__The problem__
Reproduce the data that follows in its entirety, character for character.

__Records shown__

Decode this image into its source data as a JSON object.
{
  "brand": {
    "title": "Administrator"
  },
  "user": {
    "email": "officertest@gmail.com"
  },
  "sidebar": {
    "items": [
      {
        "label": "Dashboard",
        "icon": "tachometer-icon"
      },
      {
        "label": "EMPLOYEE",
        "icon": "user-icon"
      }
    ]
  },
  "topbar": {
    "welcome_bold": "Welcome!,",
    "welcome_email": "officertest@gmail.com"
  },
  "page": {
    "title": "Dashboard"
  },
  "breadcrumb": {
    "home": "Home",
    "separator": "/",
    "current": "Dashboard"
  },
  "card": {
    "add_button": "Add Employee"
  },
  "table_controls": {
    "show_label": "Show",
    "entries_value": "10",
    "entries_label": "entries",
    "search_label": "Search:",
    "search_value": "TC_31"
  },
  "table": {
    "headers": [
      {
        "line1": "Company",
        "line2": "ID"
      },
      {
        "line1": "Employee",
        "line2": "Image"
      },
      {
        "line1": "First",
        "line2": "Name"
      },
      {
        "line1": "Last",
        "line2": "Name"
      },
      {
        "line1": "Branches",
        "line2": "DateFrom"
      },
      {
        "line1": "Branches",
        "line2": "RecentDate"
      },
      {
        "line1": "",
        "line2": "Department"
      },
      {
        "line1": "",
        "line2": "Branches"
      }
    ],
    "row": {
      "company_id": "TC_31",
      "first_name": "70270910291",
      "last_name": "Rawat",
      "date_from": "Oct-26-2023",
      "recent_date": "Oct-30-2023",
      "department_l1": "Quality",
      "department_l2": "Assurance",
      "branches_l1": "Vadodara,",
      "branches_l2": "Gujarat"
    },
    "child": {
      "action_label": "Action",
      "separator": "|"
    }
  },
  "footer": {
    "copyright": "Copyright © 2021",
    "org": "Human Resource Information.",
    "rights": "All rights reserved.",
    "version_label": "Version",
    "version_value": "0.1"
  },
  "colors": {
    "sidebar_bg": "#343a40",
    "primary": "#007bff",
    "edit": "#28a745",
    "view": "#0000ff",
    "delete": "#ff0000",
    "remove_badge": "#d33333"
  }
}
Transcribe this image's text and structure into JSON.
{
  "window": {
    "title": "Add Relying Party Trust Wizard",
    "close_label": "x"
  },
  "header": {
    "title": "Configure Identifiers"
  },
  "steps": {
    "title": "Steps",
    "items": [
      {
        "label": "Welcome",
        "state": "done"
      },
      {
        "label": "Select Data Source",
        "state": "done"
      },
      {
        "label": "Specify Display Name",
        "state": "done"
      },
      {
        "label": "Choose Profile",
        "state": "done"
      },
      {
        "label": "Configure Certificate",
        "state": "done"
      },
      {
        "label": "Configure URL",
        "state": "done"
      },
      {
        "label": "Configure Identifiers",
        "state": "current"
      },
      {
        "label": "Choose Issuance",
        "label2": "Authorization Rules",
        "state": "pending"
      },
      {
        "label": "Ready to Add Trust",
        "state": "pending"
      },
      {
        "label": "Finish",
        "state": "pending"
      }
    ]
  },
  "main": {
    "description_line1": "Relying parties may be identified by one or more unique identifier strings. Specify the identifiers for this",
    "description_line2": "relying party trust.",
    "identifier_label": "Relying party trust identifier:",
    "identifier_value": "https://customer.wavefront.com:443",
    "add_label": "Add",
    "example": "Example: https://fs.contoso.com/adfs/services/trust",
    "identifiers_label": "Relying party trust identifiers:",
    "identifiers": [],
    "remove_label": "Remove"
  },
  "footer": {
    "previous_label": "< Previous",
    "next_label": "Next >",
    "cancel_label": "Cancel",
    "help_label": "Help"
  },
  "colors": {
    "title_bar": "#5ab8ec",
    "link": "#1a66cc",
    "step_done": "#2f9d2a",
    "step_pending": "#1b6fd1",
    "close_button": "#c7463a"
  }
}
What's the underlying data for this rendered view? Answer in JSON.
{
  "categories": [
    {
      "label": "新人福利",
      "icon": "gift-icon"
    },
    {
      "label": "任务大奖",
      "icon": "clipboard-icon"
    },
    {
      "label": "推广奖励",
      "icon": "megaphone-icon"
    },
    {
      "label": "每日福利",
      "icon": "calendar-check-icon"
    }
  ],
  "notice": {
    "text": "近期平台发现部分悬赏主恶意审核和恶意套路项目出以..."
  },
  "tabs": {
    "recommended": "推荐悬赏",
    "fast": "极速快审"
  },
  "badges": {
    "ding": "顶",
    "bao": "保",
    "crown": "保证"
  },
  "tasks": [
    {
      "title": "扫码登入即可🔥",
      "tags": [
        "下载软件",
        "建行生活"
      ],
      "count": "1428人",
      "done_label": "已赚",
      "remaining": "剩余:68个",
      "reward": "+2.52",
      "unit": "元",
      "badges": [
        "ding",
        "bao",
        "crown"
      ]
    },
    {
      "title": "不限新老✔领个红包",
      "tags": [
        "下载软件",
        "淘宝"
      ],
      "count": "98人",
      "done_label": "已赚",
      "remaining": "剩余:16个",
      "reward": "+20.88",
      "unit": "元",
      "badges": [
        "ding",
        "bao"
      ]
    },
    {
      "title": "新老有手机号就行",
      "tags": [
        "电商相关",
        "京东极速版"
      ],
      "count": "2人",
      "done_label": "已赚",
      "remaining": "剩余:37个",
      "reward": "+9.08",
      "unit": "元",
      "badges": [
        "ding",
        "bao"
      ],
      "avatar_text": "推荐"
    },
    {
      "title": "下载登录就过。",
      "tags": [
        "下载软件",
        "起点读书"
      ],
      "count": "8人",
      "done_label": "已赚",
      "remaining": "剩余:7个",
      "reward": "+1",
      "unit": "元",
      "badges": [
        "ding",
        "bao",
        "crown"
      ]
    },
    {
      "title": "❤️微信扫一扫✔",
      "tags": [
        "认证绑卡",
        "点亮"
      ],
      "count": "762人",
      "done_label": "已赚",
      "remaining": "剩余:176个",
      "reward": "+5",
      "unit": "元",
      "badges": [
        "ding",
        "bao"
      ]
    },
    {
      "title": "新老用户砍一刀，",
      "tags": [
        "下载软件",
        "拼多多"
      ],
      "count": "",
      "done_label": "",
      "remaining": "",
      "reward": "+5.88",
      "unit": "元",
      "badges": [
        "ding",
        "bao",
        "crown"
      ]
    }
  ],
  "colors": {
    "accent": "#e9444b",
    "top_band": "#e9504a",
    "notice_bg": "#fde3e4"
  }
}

__Answer to the problem__
Decode this image into its source data as a JSON object.
{
  "brand": {
    "title": "Administrator"
  },
  "user": {
    "email": "officertest@gmail.com"
  },
  "sidebar": {
    "items": [
      {
        "label": "Dashboard",
        "icon": "tachometer-icon"
      },
      {
        "label": "EMPLOYEE",
        "icon": "user-icon"
      }
    ]
  },
  "topbar": {
    "welcome_bold": "Welcome!,",
    "welcome_email": "officertest@gmail.com"
  },
  "page": {
    "title": "Dashboard"
  },
  "breadcrumb": {
    "home": "Home",
    "separator": "/",
    "current": "Dashboard"
  },
  "card": {
    "add_button": "Add Employee"
  },
  "table_controls": {
    "show_label": "Show",
    "entries_value": "10",
    "entries_label": "entries",
    "search_label": "Search:",
    "search_value": "TC_31"
  },
  "table": {
    "headers": [
      {
        "line1": "Company",
        "line2": "ID"
      },
      {
        "line1": "Employee",
        "line2": "Image"
      },
      {
        "line1": "First",
        "line2": "Name"
      },
      {
        "line1": "Last",
        "line2": "Name"
      },
      {
        "line1": "Branches",
        "line2": "DateFrom"
      },
      {
        "line1": "Branches",
        "line2": "RecentDate"
      },
      {
        "line1": "",
        "line2": "Department"
      },
      {
        "line1": "",
        "line2": "Branches"
      }
    ],
    "row": {
      "company_id": "TC_31",
      "first_name": "70270910291",
      "last_name": "Rawat",
      "date_from": "Oct-26-2023",
      "recent_date": "Oct-30-2023",
      "department_l1": "Quality",
      "department_l2": "Assurance",
      "branches_l1": "Vadodara,",
      "branches_l2": "Gujarat"
    },
    "child": {
      "action_label": "Action",
      "separator": "|"
    }
  },
  "footer": {
    "copyright": "Copyright © 2021",
    "org": "Human Resource Information.",
    "rights": "All rights reserved.",
    "version_label": "Version",
    "version_value": "0.1"
  },
  "colors": {
    "sidebar_bg": "#343a40",
    "primary": "#007bff",
    "edit": "#28a745",
    "view": "#0000ff",
    "delete": "#ff0000",
    "remove_badge": "#d33333"
  }
}
Transcribe this image's text and structure into JSON.
{
  "window": {
    "title": "Add Relying Party Trust Wizard",
    "close_label": "x"
  },
  "header": {
    "title": "Configure Identifiers"
  },
  "steps": {
    "title": "Steps",
    "items": [
      {
        "label": "Welcome",
        "state": "done"
      },
      {
        "label": "Select Data Source",
        "state": "done"
      },
      {
        "label": "Specify Display Name",
        "state": "done"
      },
      {
        "label": "Choose Profile",
        "state": "done"
      },
      {
        "label": "Configure Certificate",
        "state": "done"
      },
      {
        "label": "Configure URL",
        "state": "done"
      },
      {
        "label": "Configure Identifiers",
        "state": "current"
      },
      {
        "label": "Choose Issuance",
        "label2": "Authorization Rules",
        "state": "pending"
      },
      {
        "label": "Ready to Add Trust",
        "state": "pending"
      },
      {
        "label": "Finish",
        "state": "pending"
      }
    ]
  },
  "main": {
    "description_line1": "Relying parties may be identified by one or more unique identifier strings. Specify the identifiers for this",
    "description_line2": "relying party trust.",
    "identifier_label": "Relying party trust identifier:",
    "identifier_value": "https://customer.wavefront.com:443",
    "add_label": "Add",
    "example": "Example: https://fs.contoso.com/adfs/services/trust",
    "identifiers_label": "Relying party trust identifiers:",
    "identifiers": [],
    "remove_label": "Remove"
  },
  "footer": {
    "previous_label": "< Previous",
    "next_label": "Next >",
    "cancel_label": "Cancel",
    "help_label": "Help"
  },
  "colors": {
    "title_bar": "#5ab8ec",
    "link": "#1a66cc",
    "step_done": "#2f9d2a",
    "step_pending": "#1b6fd1",
    "close_button": "#c7463a"
  }
}
What's the underlying data for this rendered view? Answer in JSON.
{
  "categories": [
    {
      "label": "新人福利",
      "icon": "gift-icon"
    },
    {
      "label": "任务大奖",
      "icon": "clipboard-icon"
    },
    {
      "label": "推广奖励",
      "icon": "megaphone-icon"
    },
    {
      "label": "每日福利",
      "icon": "calendar-check-icon"
    }
  ],
  "notice": {
    "text": "近期平台发现部分悬赏主恶意审核和恶意套路项目出以..."
  },
  "tabs": {
    "recommended": "推荐悬赏",
    "fast": "极速快审"
  },
  "badges": {
    "ding": "顶",
    "bao": "保",
    "crown": "保证"
  },
  "tasks": [
    {
      "title": "扫码登入即可🔥",
      "tags": [
        "下载软件",
        "建行生活"
      ],
      "count": "1428人",
      "done_label": "已赚",
      "remaining": "剩余:68个",
      "reward": "+2.52",
      "unit": "元",
      "badges": [
        "ding",
        "bao",
        "crown"
      ]
    },
    {
      "title": "不限新老✔领个红包",
      "tags": [
        "下载软件",
        "淘宝"
      ],
      "count": "98人",
      "done_label": "已赚",
      "remaining": "剩余:16个",
      "reward": "+20.88",
      "unit": "元",
      "badges": [
        "ding",
        "bao"
      ]
    },
    {
      "title": "新老有手机号就行",
      "tags": [
        "电商相关",
        "京东极速版"
      ],
      "count": "2人",
      "done_label": "已赚",
      "remaining": "剩余:37个",
      "reward": "+9.08",
      "unit": "元",
      "badges": [
        "ding",
        "bao"
      ],
      "avatar_text": "推荐"
    },
    {
      "title": "下载登录就过。",
      "tags": [
        "下载软件",
        "起点读书"
      ],
      "count": "8人",
      "done_label": "已赚",
      "remaining": "剩余:7个",
      "reward": "+1",
      "unit": "元",
      "badges": [
        "ding",
        "bao",
        "crown"
      ]
    },
    {
      "title": "❤️微信扫一扫✔",
      "tags": [
        "认证绑卡",
        "点亮"
      ],
      "count": "762人",
      "done_label": "已赚",
      "remaining": "剩余:176个",
      "reward": "+5",
      "unit": "元",
      "badges": [
        "ding",
        "bao"
      ]
    },
    {
      "title": "新老用户砍一刀，",
      "tags": [
        "下载软件",
        "拼多多"
      ],
      "count": "",
      "done_label": "",
      "remaining": "",
      "reward": "+5.88",
      "unit": "元",
      "badges": [
        "ding",
        "bao",
        "crown"
      ]
    }
  ],
  "colors": {
    "accent": "#e9444b",
    "top_band": "#e9504a",
    "notice_bg": "#fde3e4"
  }
}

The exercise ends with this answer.